The values returned by the web service (in the l_errMsg variable) look fine in the VS debugger. It's just once the client script has a hold of, it displays incorrectly. I've used Firebug to look at the response and special characters are mangled in there, too. So I find it pretty strange that strings returned by my web method look fine, even if there's special characters in them. Yet when I throw an exception from the web method, special characters in its message are incorrect. How can I fix this? Thanks in advance.

+1  A: 

Are you sure setting the "fileEncoding" is what you want, and not "responseEncoding"? Setting the fileEncoding determines how the web server will try to read physical .asmx/.aspx files from disk when it can't determine the encoding automatically. So, settings this to "utf-8" means you must save all your .asmx/.aspx files in utf-8. I don't think is relevant though.

The mangling you're seeing is when text encoded as utf-8 is parsed using an 8-bit encoding (i.e. an utf-8 bytestream is decoded using an 8-bit decoder, such as, in your case, iso-8859-1/Windows-1252). So it's possible that the HtmlEncode() you're doing before throw()ing the Exception is wrong about the intended output encoding. So what happens if you don't HtmlEncode() the error message?

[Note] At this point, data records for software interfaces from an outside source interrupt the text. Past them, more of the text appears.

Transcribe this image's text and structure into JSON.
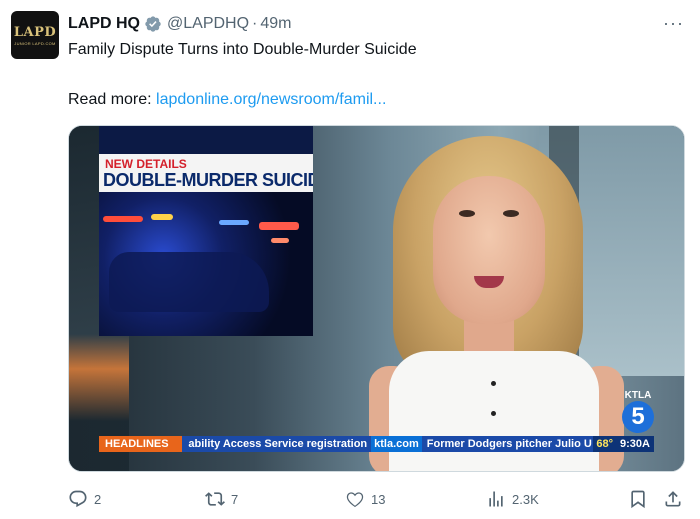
{
  "author": {
    "name": "LAPD HQ",
    "handle": "@LAPDHQ",
    "separator": "·",
    "time": "49m",
    "avatar_text": "LAPD",
    "avatar_subtext": "JUNIOR LAPD.COM"
  },
  "more_label": "···",
  "tweet": {
    "text": "Family Dispute Turns into Double-Murder Suicide",
    "read_more_prefix": "Read more: ",
    "link_text": "lapdonline.org/newsroom/famil..."
  },
  "media": {
    "inset_new": "NEW DETAILS",
    "inset_title": "DOUBLE-MURDER SUICIDE",
    "ticker": {
      "headlines": "HEADLINES",
      "news1": "ability Access Service registration",
      "site": "ktla.com",
      "news2": "Former Dodgers pitcher Julio U",
      "temp": "68°",
      "clock": "9:30A"
    },
    "station_text": "KTLA",
    "station_num": "5"
  },
  "actions": {
    "replies": "2",
    "reposts": "7",
    "likes": "13",
    "views": "2.3K"
  },
  "colors": {
    "link": "#1d9bf0",
    "secondary": "#536471",
    "verified": "#829aab"
  }
}
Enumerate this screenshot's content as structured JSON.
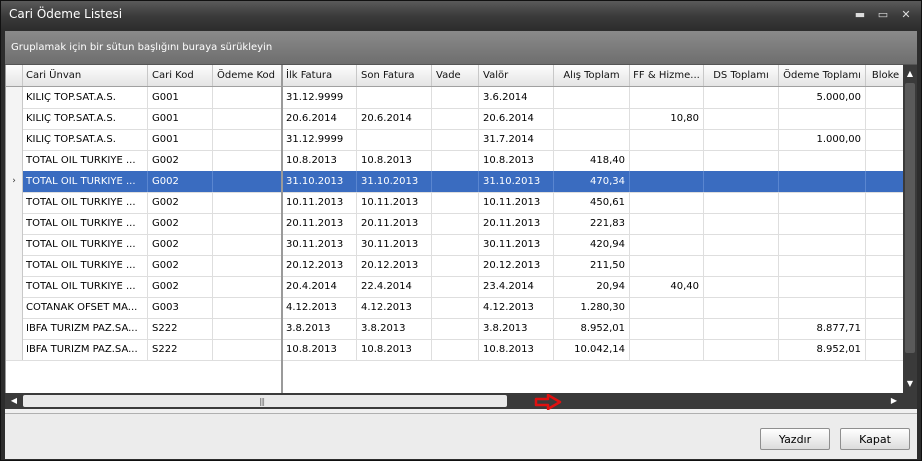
{
  "window": {
    "title": "Cari Ödeme Listesi",
    "minimize": "▬",
    "maximize": "▭",
    "close": "✕"
  },
  "group_panel": {
    "text": "Gruplamak için bir sütun başlığını buraya sürükleyin"
  },
  "columns": [
    "Cari Ünvan",
    "Cari Kod",
    "Ödeme Kod",
    "İlk Fatura",
    "Son Fatura",
    "Vade",
    "Valör",
    "Alış Toplam",
    "FF & Hizme...",
    "DS Toplamı",
    "Ödeme Toplamı",
    "Bloke"
  ],
  "rows": [
    [
      "KILIÇ TOP.SAT.A.S.",
      "G001",
      "",
      "31.12.9999",
      "",
      "",
      "3.6.2014",
      "",
      "",
      "",
      "5.000,00",
      ""
    ],
    [
      "KILIÇ TOP.SAT.A.S.",
      "G001",
      "",
      "20.6.2014",
      "20.6.2014",
      "",
      "20.6.2014",
      "",
      "10,80",
      "",
      "",
      ""
    ],
    [
      "KILIÇ TOP.SAT.A.S.",
      "G001",
      "",
      "31.12.9999",
      "",
      "",
      "31.7.2014",
      "",
      "",
      "",
      "1.000,00",
      ""
    ],
    [
      "TOTAL OIL TURKIYE ...",
      "G002",
      "",
      "10.8.2013",
      "10.8.2013",
      "",
      "10.8.2013",
      "418,40",
      "",
      "",
      "",
      ""
    ],
    [
      "TOTAL OIL TURKIYE ...",
      "G002",
      "",
      "31.10.2013",
      "31.10.2013",
      "",
      "31.10.2013",
      "470,34",
      "",
      "",
      "",
      ""
    ],
    [
      "TOTAL OIL TURKIYE ...",
      "G002",
      "",
      "10.11.2013",
      "10.11.2013",
      "",
      "10.11.2013",
      "450,61",
      "",
      "",
      "",
      ""
    ],
    [
      "TOTAL OIL TURKIYE ...",
      "G002",
      "",
      "20.11.2013",
      "20.11.2013",
      "",
      "20.11.2013",
      "221,83",
      "",
      "",
      "",
      ""
    ],
    [
      "TOTAL OIL TURKIYE ...",
      "G002",
      "",
      "30.11.2013",
      "30.11.2013",
      "",
      "30.11.2013",
      "420,94",
      "",
      "",
      "",
      ""
    ],
    [
      "TOTAL OIL TURKIYE ...",
      "G002",
      "",
      "20.12.2013",
      "20.12.2013",
      "",
      "20.12.2013",
      "211,50",
      "",
      "",
      "",
      ""
    ],
    [
      "TOTAL OIL TURKIYE ...",
      "G002",
      "",
      "20.4.2014",
      "22.4.2014",
      "",
      "23.4.2014",
      "20,94",
      "40,40",
      "",
      "",
      ""
    ],
    [
      "COTANAK OFSET MA...",
      "G003",
      "",
      "4.12.2013",
      "4.12.2013",
      "",
      "4.12.2013",
      "1.280,30",
      "",
      "",
      "",
      ""
    ],
    [
      "IBFA TURIZM PAZ.SA...",
      "S222",
      "",
      "3.8.2013",
      "3.8.2013",
      "",
      "3.8.2013",
      "8.952,01",
      "",
      "",
      "8.877,71",
      ""
    ],
    [
      "IBFA TURIZM PAZ.SA...",
      "S222",
      "",
      "10.8.2013",
      "10.8.2013",
      "",
      "10.8.2013",
      "10.042,14",
      "",
      "",
      "8.952,01",
      ""
    ]
  ],
  "selected_row": 4,
  "row_indicator": "›",
  "grip": "|||",
  "footer": {
    "print": "Yazdır",
    "close": "Kapat"
  },
  "colors": {
    "selection": "#3a6cc0",
    "marker": "#e01010"
  }
}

(Technically, "ASCII # 252" isn't quite right; ASCII has 128 characters; the apostrophe you use is coming from an 8-bit encoding such as, in your case, iso-8859-1/Windows-1252.)

Are you sure you've disabled that HTTP Module correctly? This line looks like it could be causing the problem:

HttpContext.Current.Response.ContentEncoding = l_Enc;

...since it's most likely setting the output encoding to an 8-bit encoding (the ANSI code page equivalent).

To support as many cultures as possible, you should set the response encoding to utf-8. This is the most supported Unicode format in browsers (I daresay all modern browsers support it), and Unicode is the only alternative to local encodings. That said, I don't fully understand what HTTP Module you are using and why you need it, so the situation may be more complex than I think.


If I don't HtmlEncode(), the problem is the same. What has me baffled is why does the mangling only happen when my Web Method throws an exception, but not when it successfully returns its value? To add, when it returns its value, it gets the content from similar XML files with UTF-8 encoding.


You're right. Commenting out:

HttpContext.Current.Response.ContentEncoding = l_Enc;

allows it to work properly. So then what would the best way to set the response ContentEncoding be, considering I need to support 20 or so cultures?